What we saw: A need to tailor calls to action to specific audiences.

The fact that the media consumption habits were so drastically varied for audience segments was an opportunity. We could adjust our conversation to share messages that resonate with the audiences most likely to see them on specific media channels. We identified three distinctive strategic objectives: convince younger audiences, encourage older adults, and reinforce behaviour with seniors. These distinct objectives were used to inform creative platforms customized for our audiences and the media they consume most frequently. The creative application for every targetable media vehicle was selected based on the audience it would most likely reach.

Whatever It Takes.

Our creative platforms included three age-segment specific campaigns, all anchored by a common call to action — do whatever it takes to recycle all your empty beverage containers.

For adults under 24, who were skeptical about the value of recycling and more open to irreverence, we created ads depicting absurd scenarios about what might happen as a result of not recycling — where, for instance, an aluminum bike frame you’re riding vanishes, or the poly-filled sleeping bag you’re hiding underneath disappears.

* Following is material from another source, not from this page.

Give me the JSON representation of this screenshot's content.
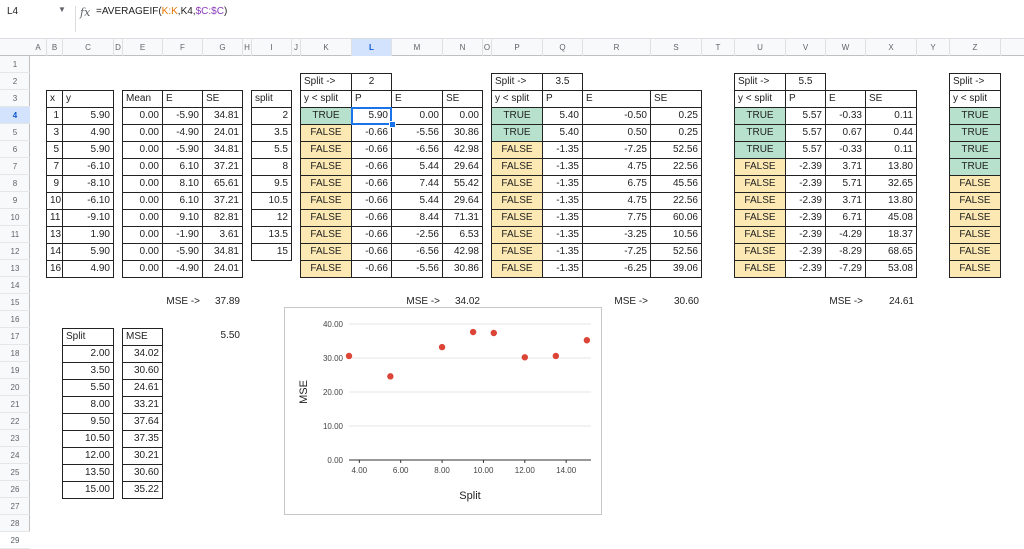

For adults 25-54, we created characters Bernie and Gracie: two anthropomorphic raccoons who educate their human ‘neighbours’ about what does and doesn’t belong in the recycling bin. Through a series of deeper content marketing, including an online-only mailbag and social media contests, this campaign platform directly tackled the contamination issue for our largest audience segment.

For adults over 55, a series of more authentic and heartfelt campaign assets were developed. The first featured the real story of Bennet, an 11-year old boy and budding entrepreneur who began his own recycling collection business at his family’s cottage community. A documentary style video was shot and edited for broadcast and social content. A broadcast ad (for TV and online video) followed, reminding the audience that we set an example for the generations that watch our behaviour.

Tying all three integrated creative approaches together was a common theme line: “Enjoy it. Recycle it.” The straightforward approach not only unified the various campaign assets, but provided a memorable call to action, irrespective of beverage type or beverage consumer.


A stratified message helped CBCRA maintain a recovery rate of 69%, on par with previous years’ results. This included a significant increase in recovery for polyethalene (PET) containers in particular, which in 2018 reached 77% recovery in Manitoba for the first time since the program was introduced.

Despite a stratified campaign approach, which ran the risk of individual audience segments seeing fewer advertisements overall compared to previous years, CBCRA’s incredible unaided recall maintained at 76%. This performance suggests that each creative platform resonated with exactly the right people, with precisely the right messages.


recovery of PET containers.


unaided recall.